INSTRUCTIONS FOR THE TASK:
Count the lines in the listing below that contain the word "name" and report that number alone.

--- SUPPLIED DATA Enclosed Below ---

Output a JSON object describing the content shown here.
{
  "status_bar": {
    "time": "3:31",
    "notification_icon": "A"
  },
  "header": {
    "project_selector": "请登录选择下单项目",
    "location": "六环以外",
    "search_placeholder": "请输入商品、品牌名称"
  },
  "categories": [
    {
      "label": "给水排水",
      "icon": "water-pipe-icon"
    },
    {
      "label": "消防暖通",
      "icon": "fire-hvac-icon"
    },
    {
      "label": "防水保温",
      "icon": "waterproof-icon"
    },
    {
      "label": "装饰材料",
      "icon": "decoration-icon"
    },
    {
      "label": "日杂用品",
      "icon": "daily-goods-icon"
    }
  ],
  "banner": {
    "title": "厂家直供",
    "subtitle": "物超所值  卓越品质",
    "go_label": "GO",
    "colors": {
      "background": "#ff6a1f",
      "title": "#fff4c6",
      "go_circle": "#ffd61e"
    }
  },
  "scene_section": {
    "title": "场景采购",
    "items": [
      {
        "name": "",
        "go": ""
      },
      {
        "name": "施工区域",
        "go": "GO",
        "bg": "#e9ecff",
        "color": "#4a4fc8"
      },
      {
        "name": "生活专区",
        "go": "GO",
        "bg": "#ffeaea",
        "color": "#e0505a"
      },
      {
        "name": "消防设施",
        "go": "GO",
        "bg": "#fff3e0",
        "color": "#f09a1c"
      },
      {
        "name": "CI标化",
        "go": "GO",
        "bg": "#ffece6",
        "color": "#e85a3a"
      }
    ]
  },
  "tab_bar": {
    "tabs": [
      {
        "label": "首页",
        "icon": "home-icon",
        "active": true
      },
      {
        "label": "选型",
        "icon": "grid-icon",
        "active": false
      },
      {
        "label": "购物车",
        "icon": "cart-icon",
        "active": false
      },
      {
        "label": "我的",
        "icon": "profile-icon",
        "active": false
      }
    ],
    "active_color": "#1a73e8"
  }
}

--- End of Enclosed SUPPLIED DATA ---

SOLUTION TO THIS TASK:
5